> Work item
For the string "ByLayer", count the lines in the records below that contain it. Answer with that number alone.

START Task input

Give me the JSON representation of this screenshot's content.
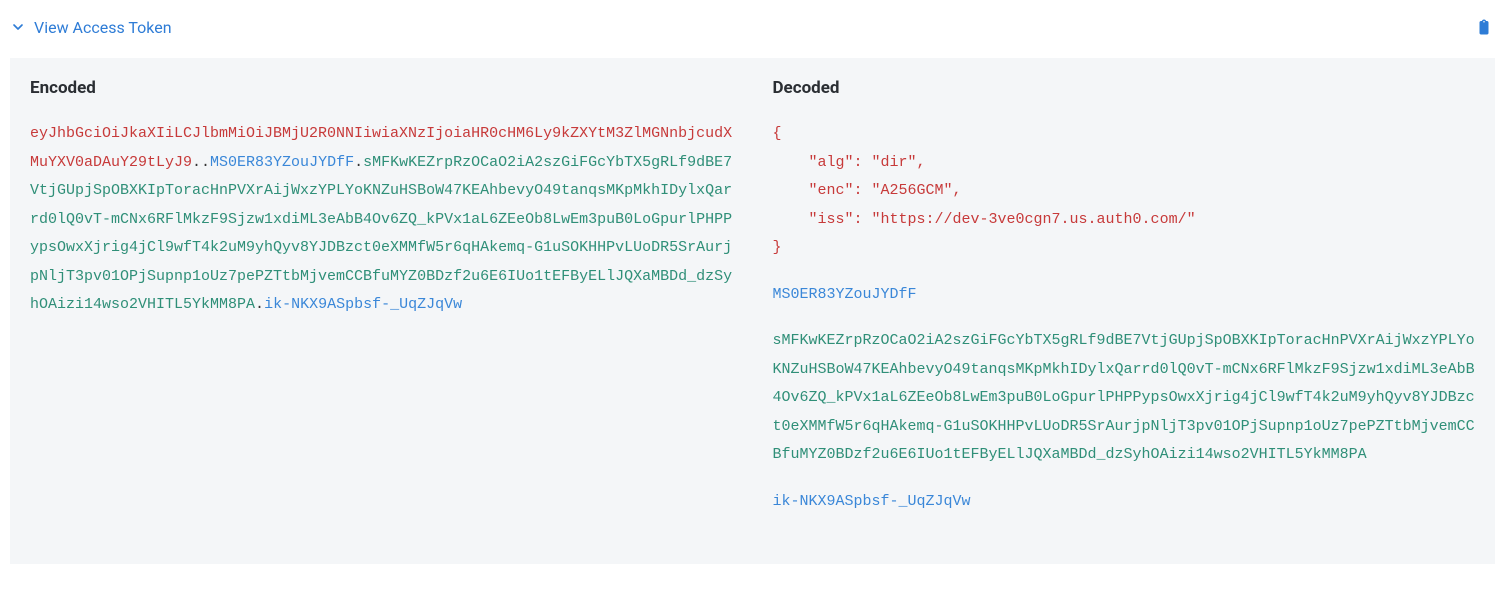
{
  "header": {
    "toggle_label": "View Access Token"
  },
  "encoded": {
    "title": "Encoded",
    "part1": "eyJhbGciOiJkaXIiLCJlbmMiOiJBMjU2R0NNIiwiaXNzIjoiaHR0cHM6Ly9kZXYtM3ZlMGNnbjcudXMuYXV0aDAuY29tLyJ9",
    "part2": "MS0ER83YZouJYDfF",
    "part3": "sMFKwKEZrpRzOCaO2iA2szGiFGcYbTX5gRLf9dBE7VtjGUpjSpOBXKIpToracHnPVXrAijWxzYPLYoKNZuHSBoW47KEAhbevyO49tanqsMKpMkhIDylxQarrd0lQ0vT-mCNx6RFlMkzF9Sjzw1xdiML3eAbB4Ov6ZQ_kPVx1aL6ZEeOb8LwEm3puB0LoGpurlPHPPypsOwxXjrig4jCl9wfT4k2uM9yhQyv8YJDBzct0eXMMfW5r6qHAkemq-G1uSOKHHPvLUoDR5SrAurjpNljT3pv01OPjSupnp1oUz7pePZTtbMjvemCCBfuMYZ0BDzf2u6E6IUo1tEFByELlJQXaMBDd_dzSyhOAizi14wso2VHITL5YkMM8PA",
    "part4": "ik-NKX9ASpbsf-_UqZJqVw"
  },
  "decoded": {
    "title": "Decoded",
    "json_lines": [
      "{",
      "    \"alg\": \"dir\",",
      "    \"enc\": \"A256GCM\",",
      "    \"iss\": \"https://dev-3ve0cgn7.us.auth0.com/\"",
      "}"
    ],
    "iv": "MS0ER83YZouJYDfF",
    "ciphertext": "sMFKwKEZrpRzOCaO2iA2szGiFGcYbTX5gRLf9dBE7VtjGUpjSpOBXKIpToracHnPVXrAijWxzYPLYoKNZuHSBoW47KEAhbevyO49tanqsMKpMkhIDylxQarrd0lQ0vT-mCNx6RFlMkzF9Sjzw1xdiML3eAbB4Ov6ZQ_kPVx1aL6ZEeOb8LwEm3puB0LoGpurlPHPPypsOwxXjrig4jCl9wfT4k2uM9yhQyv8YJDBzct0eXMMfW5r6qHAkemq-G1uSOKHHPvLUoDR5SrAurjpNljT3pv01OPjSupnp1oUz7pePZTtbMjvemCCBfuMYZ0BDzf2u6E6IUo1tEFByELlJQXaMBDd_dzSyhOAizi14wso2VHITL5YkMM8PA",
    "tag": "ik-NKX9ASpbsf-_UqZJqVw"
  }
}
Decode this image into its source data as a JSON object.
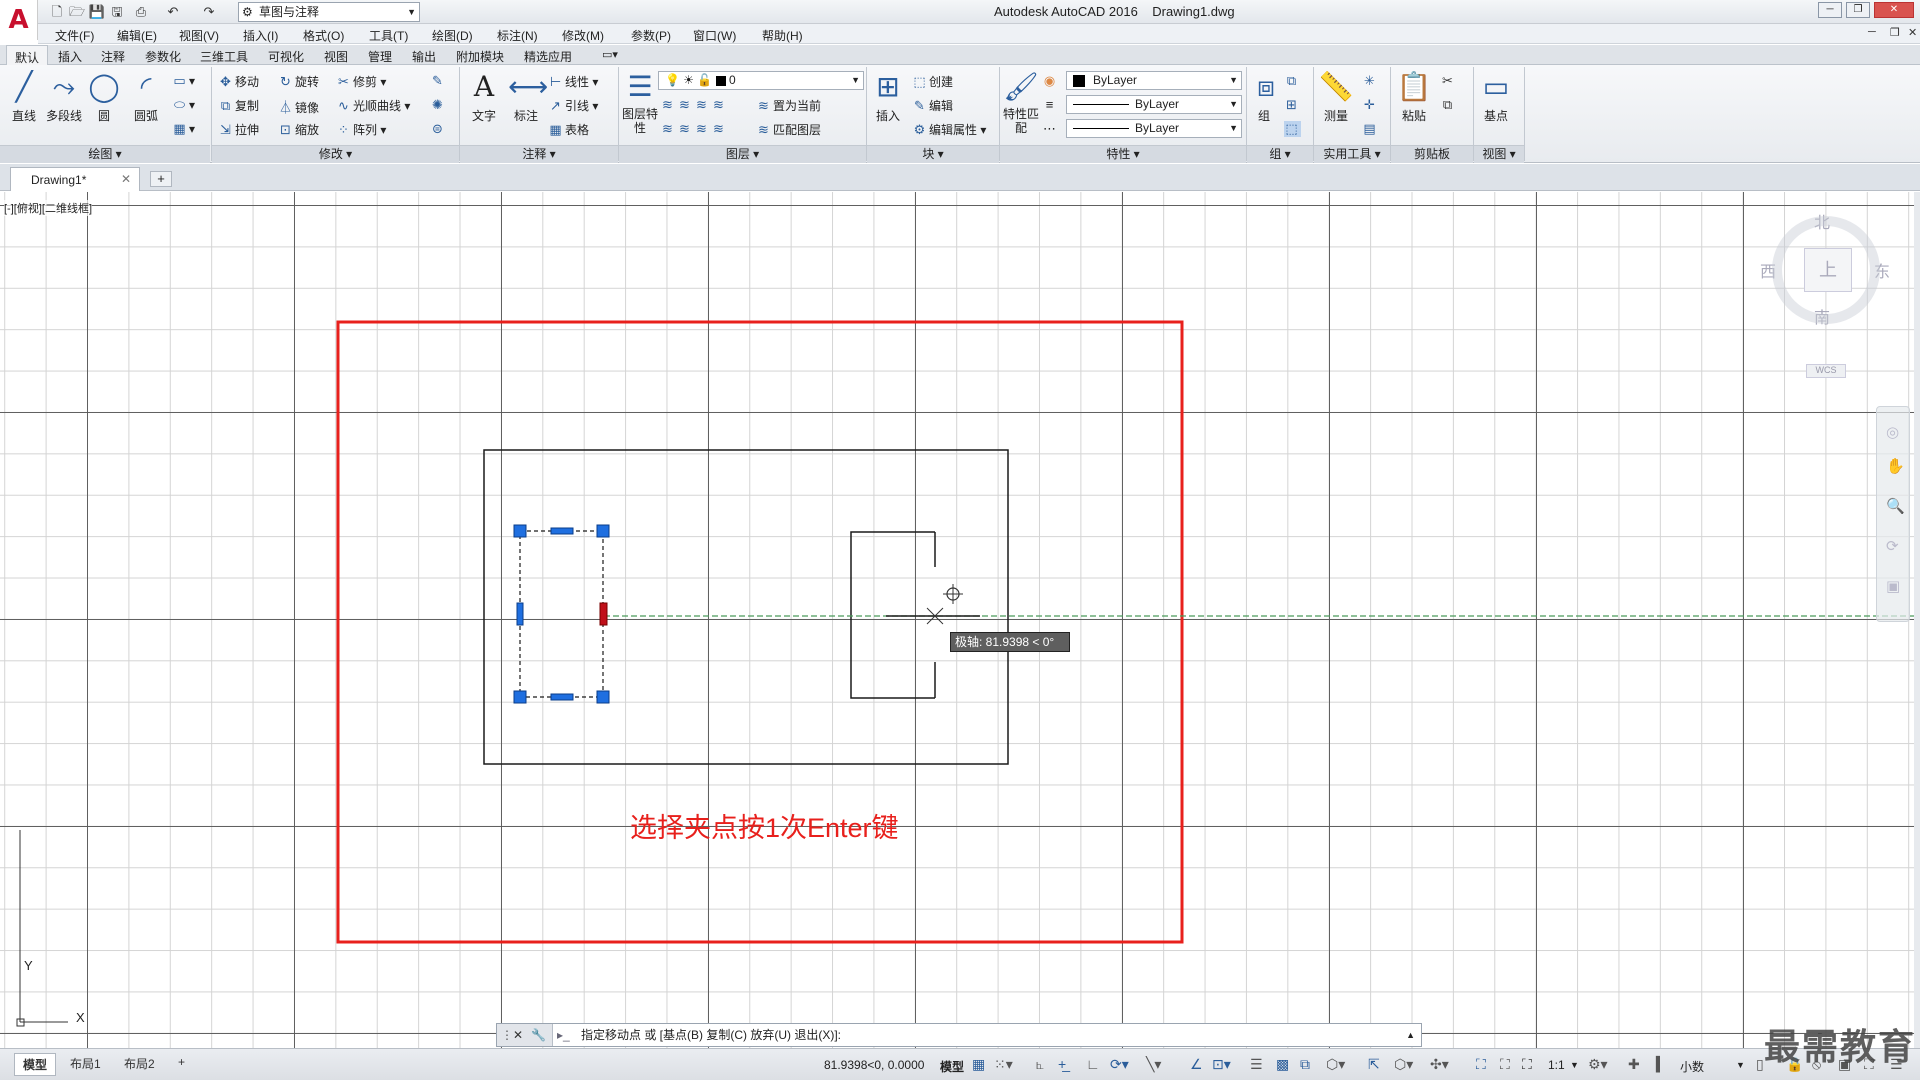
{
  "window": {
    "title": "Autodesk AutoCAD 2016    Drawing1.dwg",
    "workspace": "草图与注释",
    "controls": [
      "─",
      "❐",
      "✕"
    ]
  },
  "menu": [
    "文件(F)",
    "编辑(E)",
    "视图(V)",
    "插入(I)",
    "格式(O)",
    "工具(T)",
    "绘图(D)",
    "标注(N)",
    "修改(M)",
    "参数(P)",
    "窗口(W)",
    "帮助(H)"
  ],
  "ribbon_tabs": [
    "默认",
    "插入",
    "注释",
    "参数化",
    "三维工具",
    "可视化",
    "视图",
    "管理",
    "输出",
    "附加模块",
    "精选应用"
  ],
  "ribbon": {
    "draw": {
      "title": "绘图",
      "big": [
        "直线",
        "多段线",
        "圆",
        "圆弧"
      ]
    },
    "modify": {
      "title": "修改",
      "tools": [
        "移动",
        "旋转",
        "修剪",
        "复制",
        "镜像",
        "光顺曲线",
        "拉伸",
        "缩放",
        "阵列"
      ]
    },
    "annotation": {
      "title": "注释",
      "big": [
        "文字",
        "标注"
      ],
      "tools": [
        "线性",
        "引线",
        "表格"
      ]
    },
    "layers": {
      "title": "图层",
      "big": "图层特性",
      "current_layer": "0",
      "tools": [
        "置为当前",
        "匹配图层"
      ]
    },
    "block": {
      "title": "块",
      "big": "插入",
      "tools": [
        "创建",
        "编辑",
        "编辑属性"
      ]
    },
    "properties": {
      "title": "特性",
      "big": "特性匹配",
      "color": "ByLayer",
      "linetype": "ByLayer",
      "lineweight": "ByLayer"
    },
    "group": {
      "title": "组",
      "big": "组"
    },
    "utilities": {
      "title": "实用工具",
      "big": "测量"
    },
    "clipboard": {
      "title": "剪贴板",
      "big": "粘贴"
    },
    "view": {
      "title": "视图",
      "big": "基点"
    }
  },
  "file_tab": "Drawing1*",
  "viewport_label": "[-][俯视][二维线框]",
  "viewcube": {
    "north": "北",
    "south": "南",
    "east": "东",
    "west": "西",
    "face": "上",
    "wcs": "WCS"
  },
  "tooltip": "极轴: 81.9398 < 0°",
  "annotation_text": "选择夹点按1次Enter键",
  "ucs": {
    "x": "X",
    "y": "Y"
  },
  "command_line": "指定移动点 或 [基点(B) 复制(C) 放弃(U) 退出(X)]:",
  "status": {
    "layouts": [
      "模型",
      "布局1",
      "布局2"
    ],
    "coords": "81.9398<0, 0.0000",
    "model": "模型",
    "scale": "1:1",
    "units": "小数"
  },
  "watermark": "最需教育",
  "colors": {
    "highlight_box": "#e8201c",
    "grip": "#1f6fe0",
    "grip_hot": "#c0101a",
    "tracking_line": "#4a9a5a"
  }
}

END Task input

> Solution to the problem
3